    In one of their least elaborated but no less pointed works, Life begins at 40 (1994), Martin & Muñoz seem to question what it is we actually do with the time span that comprises our life. A lone elephant supports a gradually expanding mountain of apparently leather-bound books. The top most (and heaviest) volume bears the work's title, while the next lower (and slightly smaller) is entitled Life begins at 50, and so on, until one gets to the lowest and most modest volume, Life Begins at 84. The artists' implication seems to be that if you wait until forty to begin your life (specially by searching in a self-help book for answers), you are already too late, since the dream  that was deferred extends all the way back to infancy.In the context of this argument, the symbolism of the elephant is specially telling, since, as the animal that never forgets,s/he is perpetually in the process of placing the past in context with the present - something we mere mortals generally forget to do.

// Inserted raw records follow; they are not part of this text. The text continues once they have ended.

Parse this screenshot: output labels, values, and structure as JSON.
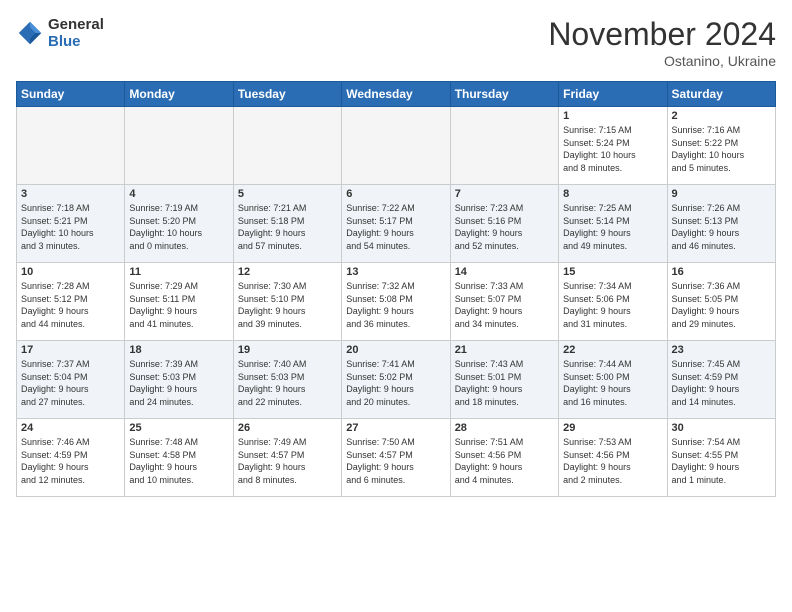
{
  "logo": {
    "line1": "General",
    "line2": "Blue"
  },
  "title": "November 2024",
  "location": "Ostanino, Ukraine",
  "days_of_week": [
    "Sunday",
    "Monday",
    "Tuesday",
    "Wednesday",
    "Thursday",
    "Friday",
    "Saturday"
  ],
  "weeks": [
    [
      {
        "day": "",
        "info": ""
      },
      {
        "day": "",
        "info": ""
      },
      {
        "day": "",
        "info": ""
      },
      {
        "day": "",
        "info": ""
      },
      {
        "day": "",
        "info": ""
      },
      {
        "day": "1",
        "info": "Sunrise: 7:15 AM\nSunset: 5:24 PM\nDaylight: 10 hours\nand 8 minutes."
      },
      {
        "day": "2",
        "info": "Sunrise: 7:16 AM\nSunset: 5:22 PM\nDaylight: 10 hours\nand 5 minutes."
      }
    ],
    [
      {
        "day": "3",
        "info": "Sunrise: 7:18 AM\nSunset: 5:21 PM\nDaylight: 10 hours\nand 3 minutes."
      },
      {
        "day": "4",
        "info": "Sunrise: 7:19 AM\nSunset: 5:20 PM\nDaylight: 10 hours\nand 0 minutes."
      },
      {
        "day": "5",
        "info": "Sunrise: 7:21 AM\nSunset: 5:18 PM\nDaylight: 9 hours\nand 57 minutes."
      },
      {
        "day": "6",
        "info": "Sunrise: 7:22 AM\nSunset: 5:17 PM\nDaylight: 9 hours\nand 54 minutes."
      },
      {
        "day": "7",
        "info": "Sunrise: 7:23 AM\nSunset: 5:16 PM\nDaylight: 9 hours\nand 52 minutes."
      },
      {
        "day": "8",
        "info": "Sunrise: 7:25 AM\nSunset: 5:14 PM\nDaylight: 9 hours\nand 49 minutes."
      },
      {
        "day": "9",
        "info": "Sunrise: 7:26 AM\nSunset: 5:13 PM\nDaylight: 9 hours\nand 46 minutes."
      }
    ],
    [
      {
        "day": "10",
        "info": "Sunrise: 7:28 AM\nSunset: 5:12 PM\nDaylight: 9 hours\nand 44 minutes."
      },
      {
        "day": "11",
        "info": "Sunrise: 7:29 AM\nSunset: 5:11 PM\nDaylight: 9 hours\nand 41 minutes."
      },
      {
        "day": "12",
        "info": "Sunrise: 7:30 AM\nSunset: 5:10 PM\nDaylight: 9 hours\nand 39 minutes."
      },
      {
        "day": "13",
        "info": "Sunrise: 7:32 AM\nSunset: 5:08 PM\nDaylight: 9 hours\nand 36 minutes."
      },
      {
        "day": "14",
        "info": "Sunrise: 7:33 AM\nSunset: 5:07 PM\nDaylight: 9 hours\nand 34 minutes."
      },
      {
        "day": "15",
        "info": "Sunrise: 7:34 AM\nSunset: 5:06 PM\nDaylight: 9 hours\nand 31 minutes."
      },
      {
        "day": "16",
        "info": "Sunrise: 7:36 AM\nSunset: 5:05 PM\nDaylight: 9 hours\nand 29 minutes."
      }
    ],
    [
      {
        "day": "17",
        "info": "Sunrise: 7:37 AM\nSunset: 5:04 PM\nDaylight: 9 hours\nand 27 minutes."
      },
      {
        "day": "18",
        "info": "Sunrise: 7:39 AM\nSunset: 5:03 PM\nDaylight: 9 hours\nand 24 minutes."
      },
      {
        "day": "19",
        "info": "Sunrise: 7:40 AM\nSunset: 5:03 PM\nDaylight: 9 hours\nand 22 minutes."
      },
      {
        "day": "20",
        "info": "Sunrise: 7:41 AM\nSunset: 5:02 PM\nDaylight: 9 hours\nand 20 minutes."
      },
      {
        "day": "21",
        "info": "Sunrise: 7:43 AM\nSunset: 5:01 PM\nDaylight: 9 hours\nand 18 minutes."
      },
      {
        "day": "22",
        "info": "Sunrise: 7:44 AM\nSunset: 5:00 PM\nDaylight: 9 hours\nand 16 minutes."
      },
      {
        "day": "23",
        "info": "Sunrise: 7:45 AM\nSunset: 4:59 PM\nDaylight: 9 hours\nand 14 minutes."
      }
    ],
    [
      {
        "day": "24",
        "info": "Sunrise: 7:46 AM\nSunset: 4:59 PM\nDaylight: 9 hours\nand 12 minutes."
      },
      {
        "day": "25",
        "info": "Sunrise: 7:48 AM\nSunset: 4:58 PM\nDaylight: 9 hours\nand 10 minutes."
      },
      {
        "day": "26",
        "info": "Sunrise: 7:49 AM\nSunset: 4:57 PM\nDaylight: 9 hours\nand 8 minutes."
      },
      {
        "day": "27",
        "info": "Sunrise: 7:50 AM\nSunset: 4:57 PM\nDaylight: 9 hours\nand 6 minutes."
      },
      {
        "day": "28",
        "info": "Sunrise: 7:51 AM\nSunset: 4:56 PM\nDaylight: 9 hours\nand 4 minutes."
      },
      {
        "day": "29",
        "info": "Sunrise: 7:53 AM\nSunset: 4:56 PM\nDaylight: 9 hours\nand 2 minutes."
      },
      {
        "day": "30",
        "info": "Sunrise: 7:54 AM\nSunset: 4:55 PM\nDaylight: 9 hours\nand 1 minute."
      }
    ]
  ]
}
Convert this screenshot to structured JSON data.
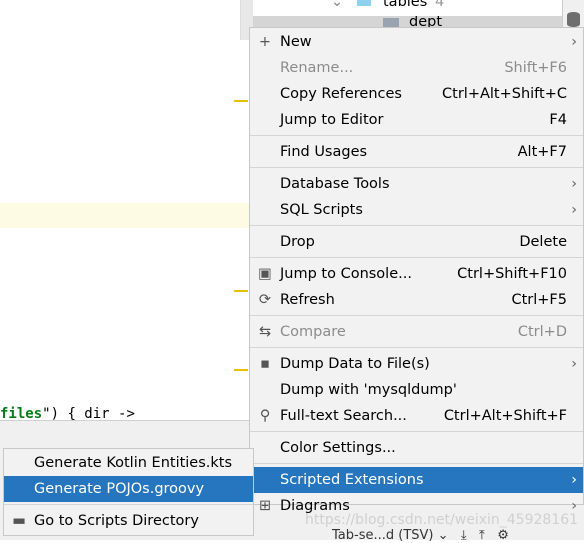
{
  "tree": {
    "folder_label": "tables",
    "folder_count": "4",
    "row_label": "dept"
  },
  "code_line": {
    "string": "files",
    "rest": "\") { dir ->",
    "quote": "\""
  },
  "menu": {
    "items": [
      {
        "label": "New",
        "icon": "plus-icon",
        "submenu": true
      },
      {
        "label": "Rename...",
        "shortcut": "Shift+F6",
        "disabled": true
      },
      {
        "label": "Copy References",
        "shortcut": "Ctrl+Alt+Shift+C"
      },
      {
        "label": "Jump to Editor",
        "shortcut": "F4"
      },
      {
        "label": "Find Usages",
        "shortcut": "Alt+F7"
      },
      {
        "label": "Database Tools",
        "submenu": true
      },
      {
        "label": "SQL Scripts",
        "submenu": true
      },
      {
        "label": "Drop",
        "shortcut": "Delete"
      },
      {
        "label": "Jump to Console...",
        "shortcut": "Ctrl+Shift+F10",
        "icon": "console-icon"
      },
      {
        "label": "Refresh",
        "shortcut": "Ctrl+F5",
        "icon": "refresh-icon"
      },
      {
        "label": "Compare",
        "shortcut": "Ctrl+D",
        "icon": "compare-icon",
        "disabled": true
      },
      {
        "label": "Dump Data to File(s)",
        "icon": "save-icon",
        "submenu": true
      },
      {
        "label": "Dump with 'mysqldump'"
      },
      {
        "label": "Full-text Search...",
        "shortcut": "Ctrl+Alt+Shift+F",
        "icon": "search-icon"
      },
      {
        "label": "Color Settings..."
      },
      {
        "label": "Scripted Extensions",
        "submenu": true,
        "selected": true
      },
      {
        "label": "Diagrams",
        "icon": "diagram-icon",
        "submenu": true
      }
    ]
  },
  "submenu": {
    "items": [
      {
        "label": "Generate Kotlin Entities.kts"
      },
      {
        "label": "Generate POJOs.groovy",
        "selected": true
      },
      {
        "label": "Go to Scripts Directory",
        "icon": "folder-icon"
      }
    ]
  },
  "status": {
    "separator_label": "Tab-se...d (TSV)"
  },
  "watermark": "https://blog.csdn.net/weixin_45928161",
  "colors": {
    "selection": "#2675bf",
    "menu_bg": "#f2f2f2"
  }
}
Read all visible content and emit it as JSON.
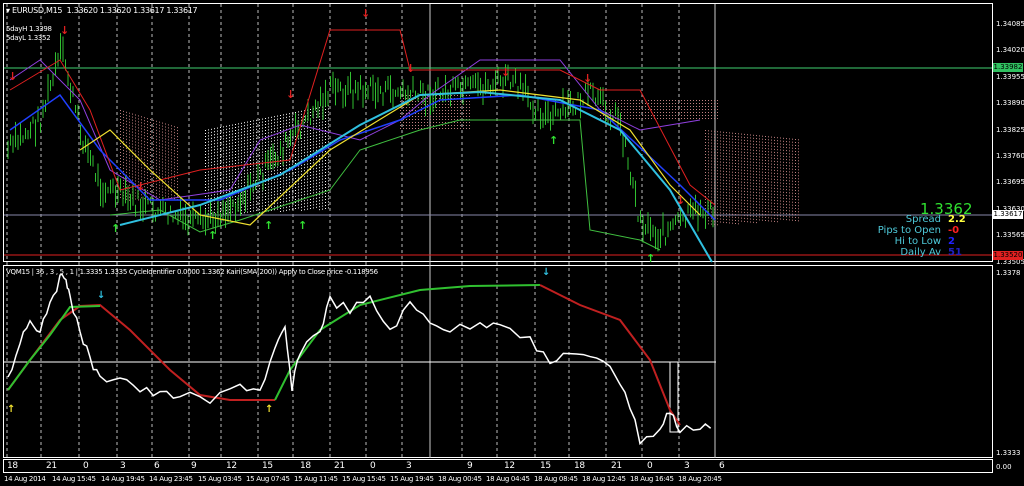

    Nature is frequently, though not always, used as a point of contrast with man's follies in Martin & Muñoz sculpture. In their notes for Under a Moon Nailed Fixed (1993), the sculpture of a dog-skeleton gnawing a bone, the artists refer to "the innocence of the eater who will be eaten", as if to claim the food chain as another system of poetic justice. With its posture of complete involvement in what is doing (one can almost see the wagging of the tail), the dog is an image of unself-consciousness in regard to its ultimate fate. The position of man in relation to this system seems to be spelled out in the two tree-based works that the artists have produced: Fruits of the Wound (1994) and A Merciless Symmetry (1995). The former presents a barren tree producing fruit through the attachment of a faucet to its trunk, while the latter shows a similarly lifeless tree, its trunk split down the middle with a butchers knife, surrounded by fresh red apples. In both examples it is clear that man's intervention plays a critical role in reanimating the apparently lifeless plant, and yet the act of adaptation seems quite violent, as if it were a kind of visual argument in favor of a manifest destiny. While it may be pointless to reduce Martin's and Muñoz' sculpture to a fixed world view - indeed, the humor in the work argues against such rigid interpretation-, it seems clear that the metaphors produced by this collaborative team represent an attempt to explore some of the deeper aspects of their philosophies about life. Not only the works embody a  strong distrust  towards the place given to rational thought in most accepted notions of western civilization, but the artists unusual ability to distill these meanings into a single visual statement privileges the perceptual over the conceptual to an extent which is quite rare in current art. At the same time that they produce riddle-like parables about modern existence, they do not shirk the artist's obligation to invent a new formulation of tactile and even sensual pleasure. Like the philosophy conveyed by their predilection towards visual paradox. Martin's & Muñoz' critical awareness is balanced by the knowledge that no matter how far the human species evolves (or devolves), we will never invent a credible substitute for experience.

Dan Cameron
New York-Moscow / Aug-Sept 1995